04 Aug Who can be a Witness at a Wedding
It is a legal requirement in Australian marriages to have two people over the age of 18 witness your marriage.
As a Marriage Celebrant in Sydney I am occasionally asked to conduct an intimate ceremony where the couple, for various reasons, don’t want any guests present. This poses a great problem because it is an obligation that two people, who meet the requirement, that of being over 18, are present to witness the couple exchange their legal vow. The legal vow is where the couple say each other’s names and their intention to become the other’s spouse.
For example, “I James henry Osbourne take you Sally Joan Smithers to be my lawful wedded wife.”
Followed by the brides declaration, “I take you Sally Joan Smithers take you James henry Osbourne to be my lawful wedded husband.”
It is interesting to note that the witnesses do not need to be known to the couple and I have, on the rare occasion supplied witnesses in order to meet the legal requirements.
Generally, however it is a well-considered decision for the couple. It is a great honour to be asked to sign the documents and couples usually acknowledge this by choosing people who hold special places in their hearts. Mostly the bride and groom choose one person each to provide equality but it really reduces down to personal choice.

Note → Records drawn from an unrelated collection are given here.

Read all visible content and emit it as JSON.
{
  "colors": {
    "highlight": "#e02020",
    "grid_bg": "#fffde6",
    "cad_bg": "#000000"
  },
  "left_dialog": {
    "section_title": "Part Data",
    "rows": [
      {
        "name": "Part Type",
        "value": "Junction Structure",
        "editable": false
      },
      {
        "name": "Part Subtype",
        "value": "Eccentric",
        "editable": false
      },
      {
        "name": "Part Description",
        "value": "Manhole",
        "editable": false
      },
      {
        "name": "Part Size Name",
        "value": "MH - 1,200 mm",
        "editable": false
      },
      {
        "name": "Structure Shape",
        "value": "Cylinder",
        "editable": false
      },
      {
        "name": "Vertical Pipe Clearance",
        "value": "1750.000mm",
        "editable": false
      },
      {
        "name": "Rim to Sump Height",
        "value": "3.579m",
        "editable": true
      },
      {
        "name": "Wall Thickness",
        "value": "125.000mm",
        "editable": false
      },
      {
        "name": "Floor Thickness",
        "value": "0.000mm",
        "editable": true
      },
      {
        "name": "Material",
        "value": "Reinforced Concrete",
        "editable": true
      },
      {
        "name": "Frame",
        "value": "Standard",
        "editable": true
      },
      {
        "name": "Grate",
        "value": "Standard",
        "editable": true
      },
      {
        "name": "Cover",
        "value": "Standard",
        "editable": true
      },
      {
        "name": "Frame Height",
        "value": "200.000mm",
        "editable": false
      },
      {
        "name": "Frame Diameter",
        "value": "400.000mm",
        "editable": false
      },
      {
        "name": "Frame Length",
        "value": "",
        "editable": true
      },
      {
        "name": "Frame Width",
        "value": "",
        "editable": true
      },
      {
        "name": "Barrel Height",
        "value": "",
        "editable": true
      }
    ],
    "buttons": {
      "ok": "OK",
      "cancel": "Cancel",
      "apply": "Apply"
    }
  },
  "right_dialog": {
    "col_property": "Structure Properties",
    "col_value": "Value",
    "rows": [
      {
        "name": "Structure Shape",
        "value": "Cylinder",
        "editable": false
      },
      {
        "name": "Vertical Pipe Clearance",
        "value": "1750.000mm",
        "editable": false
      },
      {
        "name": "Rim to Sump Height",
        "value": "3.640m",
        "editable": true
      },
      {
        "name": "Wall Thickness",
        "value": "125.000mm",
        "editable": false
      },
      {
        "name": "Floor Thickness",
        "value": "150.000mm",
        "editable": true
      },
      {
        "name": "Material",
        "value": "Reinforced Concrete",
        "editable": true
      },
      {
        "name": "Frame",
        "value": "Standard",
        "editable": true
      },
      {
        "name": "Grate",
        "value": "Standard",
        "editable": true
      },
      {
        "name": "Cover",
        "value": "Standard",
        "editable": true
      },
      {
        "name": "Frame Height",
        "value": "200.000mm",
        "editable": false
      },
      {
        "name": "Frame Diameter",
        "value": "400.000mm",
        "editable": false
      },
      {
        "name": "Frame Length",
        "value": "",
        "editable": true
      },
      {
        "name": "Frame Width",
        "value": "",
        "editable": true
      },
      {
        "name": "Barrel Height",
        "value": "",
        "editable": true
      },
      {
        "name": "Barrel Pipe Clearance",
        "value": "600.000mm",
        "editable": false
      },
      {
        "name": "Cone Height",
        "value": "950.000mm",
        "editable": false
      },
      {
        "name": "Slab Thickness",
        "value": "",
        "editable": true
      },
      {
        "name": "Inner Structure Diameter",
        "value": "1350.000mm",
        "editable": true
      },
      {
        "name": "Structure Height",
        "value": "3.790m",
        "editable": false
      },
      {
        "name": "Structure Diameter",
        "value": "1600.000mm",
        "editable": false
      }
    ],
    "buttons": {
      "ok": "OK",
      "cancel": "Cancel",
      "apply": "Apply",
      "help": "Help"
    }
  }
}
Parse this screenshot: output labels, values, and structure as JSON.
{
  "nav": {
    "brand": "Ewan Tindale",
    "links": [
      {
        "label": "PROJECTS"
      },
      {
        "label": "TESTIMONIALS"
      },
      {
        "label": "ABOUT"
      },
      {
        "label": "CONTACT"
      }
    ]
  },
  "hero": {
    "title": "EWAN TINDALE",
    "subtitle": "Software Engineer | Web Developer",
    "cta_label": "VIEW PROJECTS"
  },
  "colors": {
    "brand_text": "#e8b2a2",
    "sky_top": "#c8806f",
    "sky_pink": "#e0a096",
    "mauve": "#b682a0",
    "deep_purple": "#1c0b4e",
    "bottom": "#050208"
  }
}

In my experience the most popular choices have been the best man and matron of honour or the mother’s of the couple. I have been at a wedding where they have pulled the names from a hat, which caused great delight and anticipation.
Having said that it is imperative that the witness speaks and writes English and understands what they are signing.
As an added service to my couples I can supply, if required, a skirted signing table and two chairs, as pictured in the featured image.
If you require more information regarding this topic please contact Mary Ord, a Sydney based Marriage Celebrant